Carano, Cyborg have keys to steal the show -- and they likely will
In a sport where rivalries between promoters generate as much buzz as fights between fighters, there's a couple battles worth mentioning Saturday night.
Holding its first card since trumping the Ultimate Fighting Championship for the rights to feature
While bout sheets for the event (Showtime, 10:30 p.m. ET/PT) haven't remained intact for so long as a week since the "mega-fight card" was first announced two months ago, the top of the bill -- a fight between female star
Since debuting as a professional in 2006, Carano (7-0) emerged as one of MMA's first crossover stars. Listed ahead of First Lady
After losing her pro debut in 2005, "Cyborg" -- a nickname taken from her husband, fellow fighter
In all likelihood, Carano-Cyborg will be remembered as a battle of attrition. The fighters have touted a war, one likely to play out on the feet as each is comfortable in a firefight. Will Santos' aggression and pressure wilt Carano? Can Cyborg put away a skilled opponent who won't give up 10 to 15 pounds?
The consensus holds that Cyborg's Muay Thai will overwhelm Carano's. That's entirely plausible, but so is Carano mustering the courage to stand in the pocket and unload straight punches against a wild opponent.
As these things go when women fight on the same card as men, they often steal the show. On Saturday, they've been handed the keys.
A refugee lost amid Affliction's rubble, Strikeforce co-opted this light heavyweight fight as one of several replacement bouts when its original lineup went to shambles. It's quite an addition. Sobral, one of the most experienced 205-pounders outside the UFC, will now fight Mousasi, a cocky talent from the Netherlands, with his Strikeforce belt on the line.

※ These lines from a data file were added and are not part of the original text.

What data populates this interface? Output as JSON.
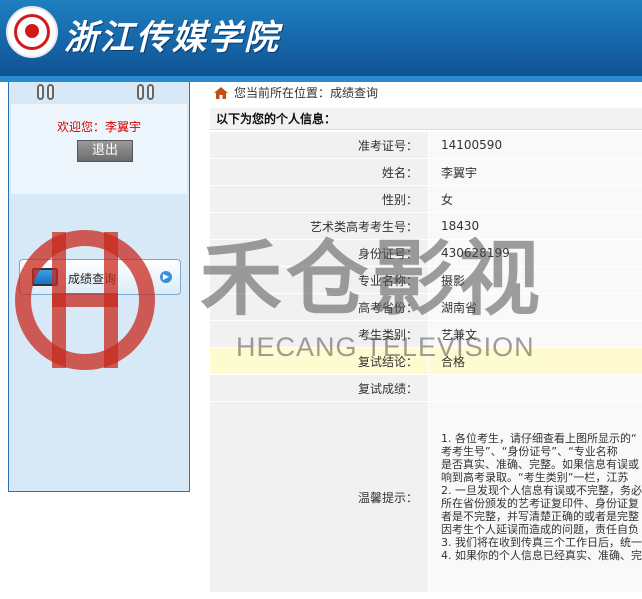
{
  "header": {
    "school_name": "浙江传媒学院"
  },
  "sidebar": {
    "welcome_label": "欢迎您：",
    "user_name": "李翼宇",
    "logout_label": "退出",
    "menu_item_label": "成绩查询"
  },
  "breadcrumb": {
    "text": "您当前所在位置：成绩查询"
  },
  "section_title": "以下为您的个人信息：",
  "rows": [
    {
      "label": "准考证号：",
      "value": "14100590"
    },
    {
      "label": "姓名：",
      "value": "李翼宇"
    },
    {
      "label": "性别：",
      "value": "女"
    },
    {
      "label": "艺术类高考考生号：",
      "value": "18430"
    },
    {
      "label": "身份证号：",
      "value": "430628199"
    },
    {
      "label": "专业名称：",
      "value": "摄影"
    },
    {
      "label": "高考省份：",
      "value": "湖南省"
    },
    {
      "label": "考生类别：",
      "value": "艺兼文"
    },
    {
      "label": "复试结论：",
      "value": "合格"
    },
    {
      "label": "复试成绩：",
      "value": ""
    }
  ],
  "tips": {
    "label": "温馨提示：",
    "lines": [
      "1. 各位考生，请仔细查看上图所显示的“",
      "考考生号”、“身份证号”、“专业名称",
      "是否真实、准确、完整。如果信息有误或",
      "响到高考录取。“考生类别”一栏，江苏",
      "2. 一旦发现个人信息有误或不完整，务必",
      "所在省份颁发的艺考证复印件、身份证复",
      "者是不完整，并写清楚正确的或者是完整",
      "因考生个人延误而造成的问题，责任自负",
      "3. 我们将在收到传真三个工作日后，统一",
      "4. 如果你的个人信息已经真实、准确、完"
    ]
  },
  "watermark": {
    "chinese": "禾仓影视",
    "english": "HECANG TELEVISION"
  }
}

Added incentive wasn't necessary, but it's welcome.
As skill and talent go, few have more potential than the Iranian-born, Dutch-reared fighter of Armenian heritage who was ranked by many in the top five at 185 pounds before moving up in weight this year. At just 24 years of age with an impressive 25-2-1 record in mixed martial arts, the kid is a striker first, but he has worked hard to incorporate submission and grappling into his game.
Against Sobral (35-8), the challenger meets a top 10 champion who has fought everywhere and anyone for a decade. It could be a mistake for "Babalu" to strike with Mousasi, but he might do it anyhow. We've seen it before. While the 34-year-old Strikeforce champion is a better wrestler coming into the five-round title fight, he's also highly emotional. Mistakes in game plan and execution have cost him in the past, and we could very well see that scenario play out again Saturday.
Set for the Strikeforce interim lightweight title after the organization's champion,
On short notice, it's terrific, though the 30-year-old Ishida's profile took a hit in May when he lost to
Their fight in 2007 was basically an extra long, extra intense wrestling match. Because Melendez made the mistake of not mixing things up, Ishida (18-5-1) capitalized by controlling positionally and more importantly, winning scrambles.
With a full training camp behind him, Melendez, 25, should have an edge in conditioning. And over the course of a five-round fight, that alone might be enough for him to even his mark against Ishida at 1-1.